Thursday, February 3, 2011

TEEX + FACTS = CSI at The Body Farm


December in Texas can be as hot as summer or as cold as Nebraska. This December day had clear blue skies, a pleasant cool temperature of about 50 degrees, and just a slight breeze. The winding paved road into Texas State University’s Freeman Ranch took me past horses grazing under the trees, over three cattle guards, and across several nature trails.

When I parked, goats were butting heads in a pen behind the building. It was a gorgeous drive in, full of signs of life. “It’s the most peaceful ride to work you can have,” said Kyra Stull, my guide for the day. Kyra is the Forensic Anthropology Center Coordinator. She and Dr. Michelle Hamilton are both with the Forensic Anthropology Center at Texas State University (FACTS). FACTS has a 26-acre outdoor human decomposition research laboratory at the ranch, also known as "the body farm.”

 They are hosting Texas Engineering Extension Service (TEEX) and Texas Forensic Science Academy (TFSA)’s pilot course Skeletal Death Investigation. This forty-hour course has two days of classroom lab instruction followed by three days outside at the body farm. This provides opportunities to those responsible for death investigations, including cold cases dealing with skeletal remains, to have hands-on training like never before. It is also one of the required courses for the Forensic Investigator II certificate, one of three certificates available through the TFSA. 

I was meeting Kyra to visit the body farm and the class. She and a student picked me up, and we drove to their section of the ranch. It was heavily fenced and gated. The students had been divided into two groups of five, and each group had a site to excavate.

The purpose of this course: to teach the archeological techniques to recover the remains and preserve all contextual, physical and anecdotal evidence. As Kyra put it, “There is a lot of evidence within the skeletal features alone, and you need to preserve it … not jeopardize it.” The students are to excavate and recover the remains, ensuring they leave no evidence undocumented or behind. Sometimes, Dr. Hamilton explained, that means it is brought up “element by element,” or else in a whole piece which is then broken down in the lab on campus for examination.
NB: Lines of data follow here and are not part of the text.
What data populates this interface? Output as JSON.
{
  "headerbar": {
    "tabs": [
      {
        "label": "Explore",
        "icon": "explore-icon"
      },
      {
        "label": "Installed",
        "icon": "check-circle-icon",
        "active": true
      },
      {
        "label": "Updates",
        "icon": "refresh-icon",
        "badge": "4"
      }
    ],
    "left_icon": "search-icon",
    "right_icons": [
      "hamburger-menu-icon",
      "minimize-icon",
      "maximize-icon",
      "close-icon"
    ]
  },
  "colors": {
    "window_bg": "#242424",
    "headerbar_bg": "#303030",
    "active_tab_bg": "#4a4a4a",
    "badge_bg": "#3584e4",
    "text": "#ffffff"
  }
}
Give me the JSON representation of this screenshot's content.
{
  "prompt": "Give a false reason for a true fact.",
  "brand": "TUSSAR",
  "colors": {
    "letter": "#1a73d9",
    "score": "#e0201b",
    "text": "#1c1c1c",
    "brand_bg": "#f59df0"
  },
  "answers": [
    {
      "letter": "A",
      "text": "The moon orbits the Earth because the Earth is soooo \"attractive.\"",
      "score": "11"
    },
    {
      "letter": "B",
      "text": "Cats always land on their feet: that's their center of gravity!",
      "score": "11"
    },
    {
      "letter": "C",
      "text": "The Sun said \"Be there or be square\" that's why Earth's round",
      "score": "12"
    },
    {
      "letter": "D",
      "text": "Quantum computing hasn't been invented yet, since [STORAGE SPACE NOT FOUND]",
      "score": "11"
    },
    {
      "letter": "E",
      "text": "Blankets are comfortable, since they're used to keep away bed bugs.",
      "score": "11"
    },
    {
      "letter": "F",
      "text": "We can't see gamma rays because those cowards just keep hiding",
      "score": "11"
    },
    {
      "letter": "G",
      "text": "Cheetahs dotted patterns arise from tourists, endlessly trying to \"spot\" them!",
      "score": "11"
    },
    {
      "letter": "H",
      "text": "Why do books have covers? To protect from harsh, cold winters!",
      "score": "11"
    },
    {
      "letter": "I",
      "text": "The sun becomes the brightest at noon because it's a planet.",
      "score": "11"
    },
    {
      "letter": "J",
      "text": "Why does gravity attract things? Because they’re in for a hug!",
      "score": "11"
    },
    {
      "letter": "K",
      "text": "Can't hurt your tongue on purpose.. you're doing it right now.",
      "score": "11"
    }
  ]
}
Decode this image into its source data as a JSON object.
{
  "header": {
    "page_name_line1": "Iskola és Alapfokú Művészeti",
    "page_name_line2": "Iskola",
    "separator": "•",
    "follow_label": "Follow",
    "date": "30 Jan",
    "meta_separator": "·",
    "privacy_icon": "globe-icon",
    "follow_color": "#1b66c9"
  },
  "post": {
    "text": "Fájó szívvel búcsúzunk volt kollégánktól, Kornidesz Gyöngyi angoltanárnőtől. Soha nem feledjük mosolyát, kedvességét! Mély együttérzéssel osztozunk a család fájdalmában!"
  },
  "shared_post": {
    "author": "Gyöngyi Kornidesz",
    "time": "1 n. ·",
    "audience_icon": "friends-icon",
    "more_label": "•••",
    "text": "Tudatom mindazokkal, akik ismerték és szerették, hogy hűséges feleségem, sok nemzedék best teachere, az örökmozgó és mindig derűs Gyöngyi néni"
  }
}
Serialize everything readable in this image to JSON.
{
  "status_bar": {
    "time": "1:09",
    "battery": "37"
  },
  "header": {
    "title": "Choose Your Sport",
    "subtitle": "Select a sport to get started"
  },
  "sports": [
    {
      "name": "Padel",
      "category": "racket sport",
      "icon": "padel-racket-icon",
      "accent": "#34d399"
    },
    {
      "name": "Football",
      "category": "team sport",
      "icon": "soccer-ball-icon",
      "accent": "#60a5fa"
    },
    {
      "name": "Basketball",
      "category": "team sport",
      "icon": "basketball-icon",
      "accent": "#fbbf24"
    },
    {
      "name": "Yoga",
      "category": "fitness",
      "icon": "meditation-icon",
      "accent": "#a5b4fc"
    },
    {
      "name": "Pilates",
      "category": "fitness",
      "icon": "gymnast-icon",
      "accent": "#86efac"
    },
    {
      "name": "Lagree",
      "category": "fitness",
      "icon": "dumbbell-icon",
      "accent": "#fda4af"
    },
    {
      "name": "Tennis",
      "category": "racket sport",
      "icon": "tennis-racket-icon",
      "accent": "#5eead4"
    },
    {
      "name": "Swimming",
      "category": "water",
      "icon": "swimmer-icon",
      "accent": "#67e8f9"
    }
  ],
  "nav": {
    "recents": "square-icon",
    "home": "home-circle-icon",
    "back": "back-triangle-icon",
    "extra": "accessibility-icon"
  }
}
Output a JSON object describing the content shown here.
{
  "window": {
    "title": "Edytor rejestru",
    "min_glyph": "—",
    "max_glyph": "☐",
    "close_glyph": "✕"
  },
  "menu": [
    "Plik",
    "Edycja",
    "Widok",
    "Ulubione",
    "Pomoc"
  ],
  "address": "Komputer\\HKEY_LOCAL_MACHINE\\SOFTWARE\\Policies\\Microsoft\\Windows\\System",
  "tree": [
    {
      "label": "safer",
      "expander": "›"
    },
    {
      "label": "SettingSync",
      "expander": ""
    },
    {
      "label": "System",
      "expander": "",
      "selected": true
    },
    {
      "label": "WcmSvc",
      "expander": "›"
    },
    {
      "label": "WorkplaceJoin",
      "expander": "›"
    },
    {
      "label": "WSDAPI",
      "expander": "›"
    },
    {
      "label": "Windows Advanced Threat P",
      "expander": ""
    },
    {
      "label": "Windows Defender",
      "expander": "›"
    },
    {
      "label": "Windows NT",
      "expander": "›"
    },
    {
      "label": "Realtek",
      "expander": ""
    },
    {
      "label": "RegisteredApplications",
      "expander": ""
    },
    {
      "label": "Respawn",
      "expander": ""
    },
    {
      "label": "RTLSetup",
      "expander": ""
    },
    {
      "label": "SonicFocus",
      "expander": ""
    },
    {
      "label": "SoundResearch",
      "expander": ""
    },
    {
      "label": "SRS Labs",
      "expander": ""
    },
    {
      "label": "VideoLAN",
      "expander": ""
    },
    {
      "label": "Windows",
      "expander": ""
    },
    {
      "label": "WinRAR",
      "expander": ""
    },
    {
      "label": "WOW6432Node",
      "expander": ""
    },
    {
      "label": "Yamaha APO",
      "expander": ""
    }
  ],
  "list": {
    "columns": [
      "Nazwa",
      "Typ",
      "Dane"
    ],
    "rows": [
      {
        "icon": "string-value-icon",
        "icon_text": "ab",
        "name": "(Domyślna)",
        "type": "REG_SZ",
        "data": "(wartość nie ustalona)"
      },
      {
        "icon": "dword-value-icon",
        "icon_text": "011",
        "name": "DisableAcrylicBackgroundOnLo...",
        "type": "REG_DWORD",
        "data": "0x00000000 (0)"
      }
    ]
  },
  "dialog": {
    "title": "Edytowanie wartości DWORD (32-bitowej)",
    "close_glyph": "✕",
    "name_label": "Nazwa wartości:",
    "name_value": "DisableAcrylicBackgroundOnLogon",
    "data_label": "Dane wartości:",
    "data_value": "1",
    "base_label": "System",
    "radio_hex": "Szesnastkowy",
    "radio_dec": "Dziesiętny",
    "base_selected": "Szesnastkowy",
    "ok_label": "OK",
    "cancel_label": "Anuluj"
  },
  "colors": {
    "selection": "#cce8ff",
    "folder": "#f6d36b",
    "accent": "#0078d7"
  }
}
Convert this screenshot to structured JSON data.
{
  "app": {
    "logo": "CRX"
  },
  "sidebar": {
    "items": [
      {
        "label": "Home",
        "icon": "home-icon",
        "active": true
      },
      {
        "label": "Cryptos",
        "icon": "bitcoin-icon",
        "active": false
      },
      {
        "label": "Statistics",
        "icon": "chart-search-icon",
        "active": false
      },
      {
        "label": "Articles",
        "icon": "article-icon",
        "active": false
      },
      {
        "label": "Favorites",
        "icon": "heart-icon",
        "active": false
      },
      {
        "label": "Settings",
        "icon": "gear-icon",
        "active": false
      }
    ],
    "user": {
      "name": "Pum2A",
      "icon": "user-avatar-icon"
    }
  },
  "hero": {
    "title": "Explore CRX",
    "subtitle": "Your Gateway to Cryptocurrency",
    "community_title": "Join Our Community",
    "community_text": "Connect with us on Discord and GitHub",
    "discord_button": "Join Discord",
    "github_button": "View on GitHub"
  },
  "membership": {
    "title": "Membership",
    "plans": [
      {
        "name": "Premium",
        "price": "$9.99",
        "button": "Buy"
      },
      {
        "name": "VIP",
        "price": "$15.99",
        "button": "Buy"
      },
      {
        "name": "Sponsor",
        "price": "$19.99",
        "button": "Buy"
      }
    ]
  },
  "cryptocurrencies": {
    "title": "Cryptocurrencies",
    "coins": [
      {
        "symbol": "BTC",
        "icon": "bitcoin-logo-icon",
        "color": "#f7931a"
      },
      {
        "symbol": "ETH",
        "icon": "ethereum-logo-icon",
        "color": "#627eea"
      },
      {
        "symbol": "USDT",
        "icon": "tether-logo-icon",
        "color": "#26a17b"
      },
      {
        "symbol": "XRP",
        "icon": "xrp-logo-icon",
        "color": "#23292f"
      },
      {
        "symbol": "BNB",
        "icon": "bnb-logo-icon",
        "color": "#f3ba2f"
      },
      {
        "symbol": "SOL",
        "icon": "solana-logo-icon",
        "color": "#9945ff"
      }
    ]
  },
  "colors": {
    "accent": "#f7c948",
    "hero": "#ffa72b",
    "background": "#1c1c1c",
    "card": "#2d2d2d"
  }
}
This is not the scene of a Hollywood CSI investigation team. This is a quiet recovery site, hidden in the tall grass, where men and women have been painstakingly digging, sifting, brushing, and marking the placement of these remains for two days. And they have one more day to go. Wearing protective shoe coverings and gloves to guard against the contamination, these police officers and investigators are learning how to do it the right way—the hard way. This work is back-breaking, labor intensive and methodical. These students are taking a skill and applying it to enhance criminal investigations, all for the citizens they serve. The bodies, privately donated to the Forensic Anthropology Center at Texas State, are handled with care, respect and dignity.

Although we may never experience this type of tragedy and loss, training like this is important to all of us. It is so important that TEEX started the Texas Forensic Science Academy in 2007 to offer comprehensive, hands-on forensic training to help improve the criminal justice system. Participants are able to complete one or two classes needed to develop new skills or earn one of several TFSA certificates. Each certificate provides those responsible for crime scene investigations with the experience necessary to properly collect and preserve evidence at the scene and present that evidence in a court of law. TEEX is also proud to announce that all of the courses offered by TFSA have been approved by the International Association for Identification (IAI) as continuing education for Crime Scene Certification.
FACTS is one of very few human cadaver remains laboratories in the United States and is a perfect partner for the Forensic Science Academy. Operating since 2008, the body farm also studies active decomposition as well as skeletal decomposition. This follows the intent of the founders of the 4,000-acre Freeman ranch, who left the land to Texas State University with the express wish that it be used for research. Today the research covers four different disciplines:  biology, agriculture, geography, and anthropology.

TEEX is one of the largest providers of workforce and emergency preparedness and response training in the nation. The Texas Forensic Science Academy was the fortunate recipient of a Department of Justice (DOJ) grant and is now able to offer tuition-free courses throughout Texas through 2012 to non-military state (Texas) or local personnel whose duties relate to investigative tasks or responsibilities. Contact the Texas Forensic Science Academy (TFSA) for more information or call 800-423-8433 toll-free.
Heidi Duckworth Hard is a Communications Specialist and blogs for the Texas Engineering Extension Service (TEEX). She welomes your comments and ideas at heidi.hard@teexmail.tamu.edu.


5 comments:

Sam White said...

Fun post on an unusual subject. Thanks!

Barbara Monajem said...

Fascinating! Thanks so much for posting this.

sondrakwhite said...

I've always been fascinated by "rumors" of the body farm near San Marcos. Thanks for the blog! Wondering how one might "privately donate" their body to this educational cause?

Heidi Duckworth Hard said...

Sondra, here is a link to information about the donor program. It also includes a donor packet with information to fill out! http://www.txstate.edu/anthropology/facts/donations.html

Yknapp said...

Fascinating and Creepy. When can we go?